▶ App and web page records:

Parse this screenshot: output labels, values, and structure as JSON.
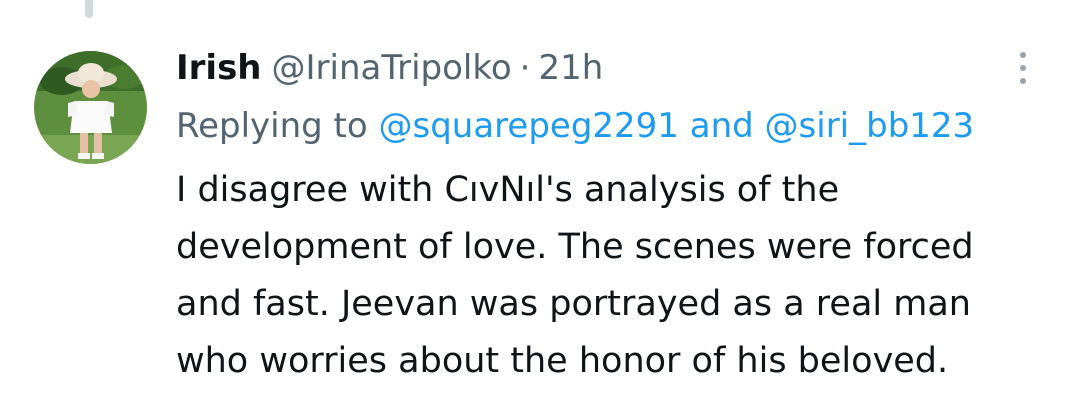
{
  "tweet": {
    "display_name": "Irish",
    "handle": "@IrinaTripolko",
    "separator": "·",
    "time": "21h",
    "more_icon": "more-vertical-icon",
    "reply": {
      "prefix": "Replying to",
      "mention_1": "@squarepeg2291",
      "conjunction": "and",
      "mention_2": "@siri_bb123"
    },
    "body_lines": [
      "I disagree with CıvNıl's analysis of the",
      "development of love. The scenes were forced",
      "and fast. Jeevan was portrayed as a real man",
      "who worries about the honor of his beloved."
    ]
  },
  "colors": {
    "text": "#0f1419",
    "secondary": "#536471",
    "link": "#1d9bf0",
    "thread_line": "#cfd9de"
  }
}
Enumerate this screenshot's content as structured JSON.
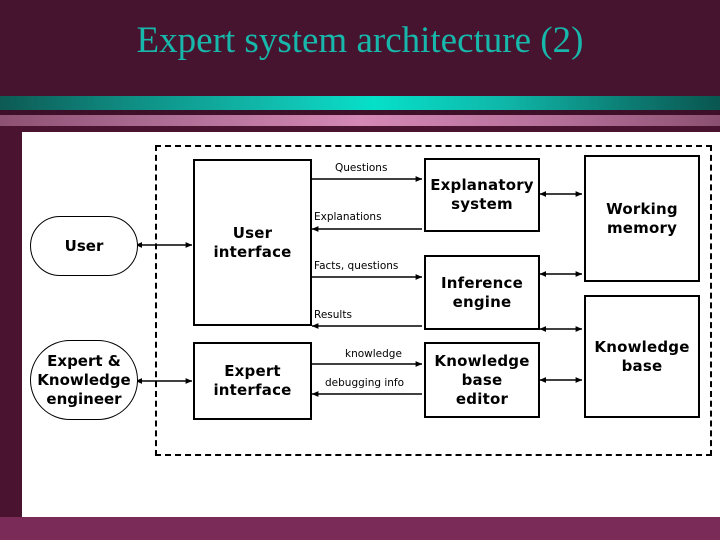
{
  "slide": {
    "title": "Expert system architecture (2)",
    "title_color": "#17b8ab",
    "background_color": "#471430",
    "canvas_color": "#ffffff",
    "footer_color": "#7a2b58",
    "accent_teal": "#06e0c9",
    "accent_pink": "#d488b5"
  },
  "diagram": {
    "type": "block-diagram",
    "boundary_label": "expert system boundary (dashed)",
    "nodes": [
      {
        "id": "user",
        "label": "User",
        "shape": "rounded"
      },
      {
        "id": "expert-engineer",
        "label": "Expert &\nKnowledge\nengineer",
        "shape": "rounded"
      },
      {
        "id": "user-interface",
        "label": "User\ninterface",
        "shape": "rect"
      },
      {
        "id": "expert-interface",
        "label": "Expert\ninterface",
        "shape": "rect"
      },
      {
        "id": "explanatory",
        "label": "Explanatory\nsystem",
        "shape": "rect"
      },
      {
        "id": "inference",
        "label": "Inference\nengine",
        "shape": "rect"
      },
      {
        "id": "kb-editor",
        "label": "Knowledge\nbase\neditor",
        "shape": "rect"
      },
      {
        "id": "working-memory",
        "label": "Working\nmemory",
        "shape": "rect"
      },
      {
        "id": "knowledge-base",
        "label": "Knowledge\nbase",
        "shape": "rect"
      }
    ],
    "edge_labels": {
      "questions": "Questions",
      "explanations": "Explanations",
      "facts_questions": "Facts, questions",
      "results": "Results",
      "knowledge": "knowledge",
      "debugging_info": "debugging info"
    },
    "node_labels": {
      "user": "User",
      "expert_engineer_l1": "Expert &",
      "expert_engineer_l2": "Knowledge",
      "expert_engineer_l3": "engineer",
      "user_interface_l1": "User",
      "user_interface_l2": "interface",
      "expert_interface_l1": "Expert",
      "expert_interface_l2": "interface",
      "explanatory_l1": "Explanatory",
      "explanatory_l2": "system",
      "inference_l1": "Inference",
      "inference_l2": "engine",
      "kb_editor_l1": "Knowledge",
      "kb_editor_l2": "base",
      "kb_editor_l3": "editor",
      "working_memory_l1": "Working",
      "working_memory_l2": "memory",
      "knowledge_base_l1": "Knowledge",
      "knowledge_base_l2": "base"
    }
  }
}
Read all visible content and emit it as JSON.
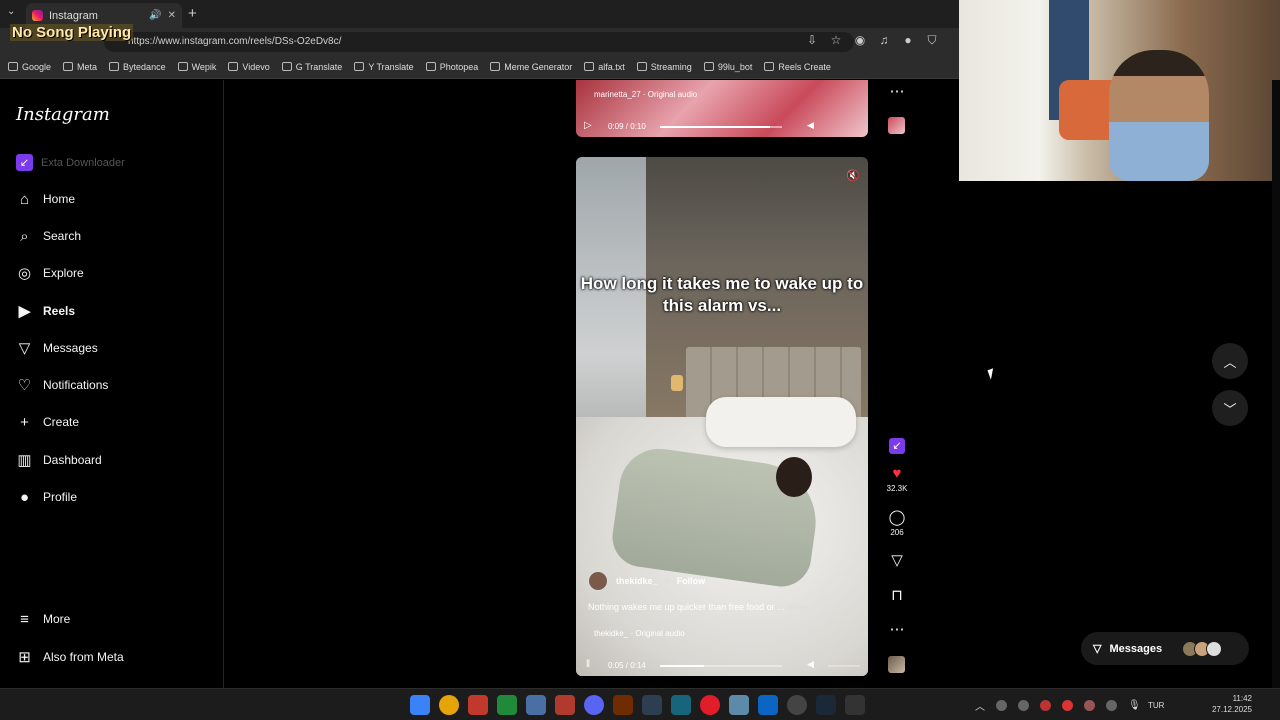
{
  "browser": {
    "tab_title": "Instagram",
    "url": "https://www.instagram.com/reels/DSs-O2eDv8c/",
    "overlay_text": "No Song Playing",
    "bookmarks": [
      "Google",
      "Meta",
      "Bytedance",
      "Wepik",
      "Videvo",
      "G Translate",
      "Y Translate",
      "Photopea",
      "Meme Generator",
      "alfa.txt",
      "Streaming",
      "99lu_bot",
      "Reels Create"
    ]
  },
  "sidebar": {
    "logo": "Instagram",
    "extension": "Exta Downloader",
    "items": [
      {
        "label": "Home",
        "icon": "home-icon"
      },
      {
        "label": "Search",
        "icon": "search-icon"
      },
      {
        "label": "Explore",
        "icon": "compass-icon"
      },
      {
        "label": "Reels",
        "icon": "reels-icon"
      },
      {
        "label": "Messages",
        "icon": "send-icon"
      },
      {
        "label": "Notifications",
        "icon": "heart-icon"
      },
      {
        "label": "Create",
        "icon": "plus-icon"
      },
      {
        "label": "Dashboard",
        "icon": "chart-icon"
      },
      {
        "label": "Profile",
        "icon": "avatar-icon"
      }
    ],
    "more": "More",
    "also": "Also from Meta"
  },
  "prev_reel": {
    "audio": "marinetta_27 · Original audio",
    "time": "0:09 / 0:10",
    "progress": 0.9
  },
  "reel": {
    "caption": "How long it takes me to wake up to this alarm vs...",
    "username": "thekidke_",
    "follow": "Follow",
    "description": "Nothing wakes me up quicker than free food or ...",
    "more": "more",
    "audio": "thekidke_ · Original audio",
    "time": "0:05 / 0:14",
    "progress": 0.36
  },
  "actions": {
    "likes": "32.3K",
    "comments": "206"
  },
  "messages_pill": "Messages",
  "taskbar": {
    "lang": "TUR",
    "time": "11:42",
    "date": "27.12.2025"
  },
  "colors": {
    "accent_purple": "#7c3aed",
    "like_red": "#ff3040"
  }
}
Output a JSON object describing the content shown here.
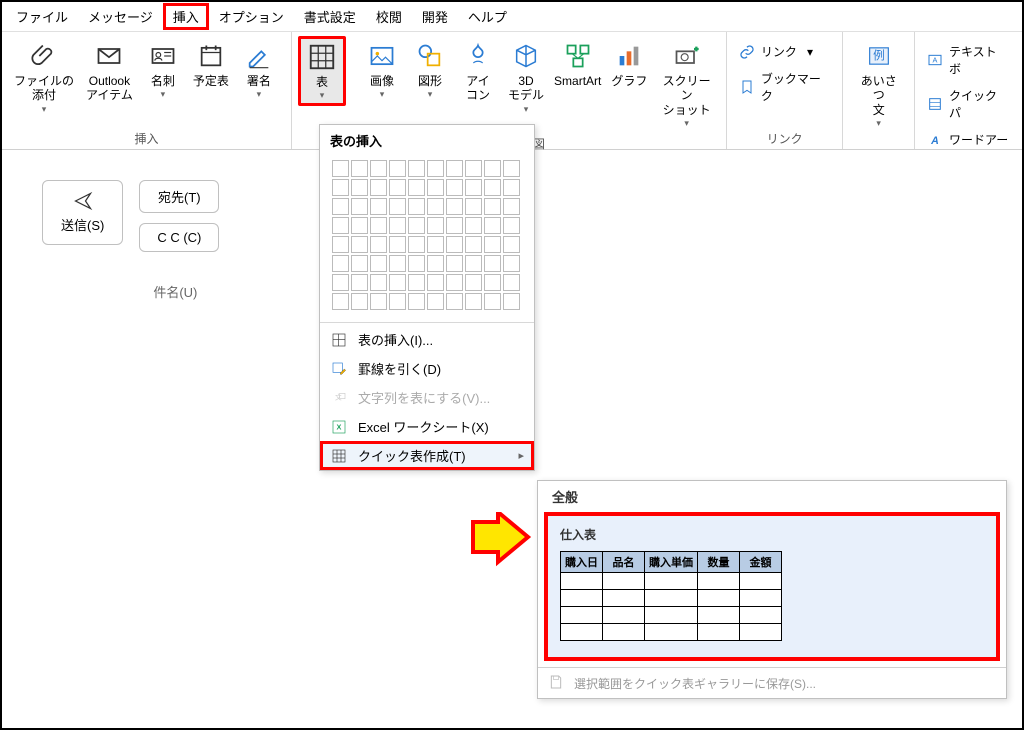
{
  "menubar": {
    "items": [
      "ファイル",
      "メッセージ",
      "挿入",
      "オプション",
      "書式設定",
      "校閲",
      "開発",
      "ヘルプ"
    ],
    "active_index": 2
  },
  "ribbon": {
    "groups": {
      "insert": {
        "label": "挿入",
        "buttons": {
          "attach": "ファイルの\n添付",
          "outlook_item": "Outlook\nアイテム",
          "business_card": "名刺",
          "calendar": "予定表",
          "signature": "署名"
        }
      },
      "table": {
        "button": "表"
      },
      "illustrations": {
        "label": "図",
        "buttons": {
          "picture": "画像",
          "shapes": "図形",
          "icons": "アイ\nコン",
          "model3d": "3D\nモデル",
          "smartart": "SmartArt",
          "chart": "グラフ",
          "screenshot": "スクリーン\nショット"
        }
      },
      "links": {
        "label": "リンク",
        "buttons": {
          "link": "リンク",
          "bookmark": "ブックマーク"
        }
      },
      "greeting": {
        "button": "あいさつ\n文"
      },
      "text": {
        "buttons": {
          "textbox": "テキスト ボ",
          "quickparts": "クイック パ",
          "wordart": "ワードアー"
        }
      }
    }
  },
  "compose": {
    "send": "送信(S)",
    "to": "宛先(T)",
    "cc": "C C (C)",
    "subject": "件名(U)"
  },
  "table_panel": {
    "title": "表の挿入",
    "items": {
      "insert": "表の挿入(I)...",
      "draw": "罫線を引く(D)",
      "convert": "文字列を表にする(V)...",
      "excel": "Excel ワークシート(X)",
      "quick": "クイック表作成(T)"
    }
  },
  "flyout": {
    "header": "全般",
    "preview_title": "仕入表",
    "table_headers": [
      "購入日",
      "品名",
      "購入単価",
      "数量",
      "金額"
    ],
    "footer": "選択範囲をクイック表ギャラリーに保存(S)..."
  }
}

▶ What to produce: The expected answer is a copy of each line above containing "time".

▶ Result:
    "time": "21h",
    "time": "0:09 / 0:10",
    "time": "0:05 / 0:14",
    "time": "11:42",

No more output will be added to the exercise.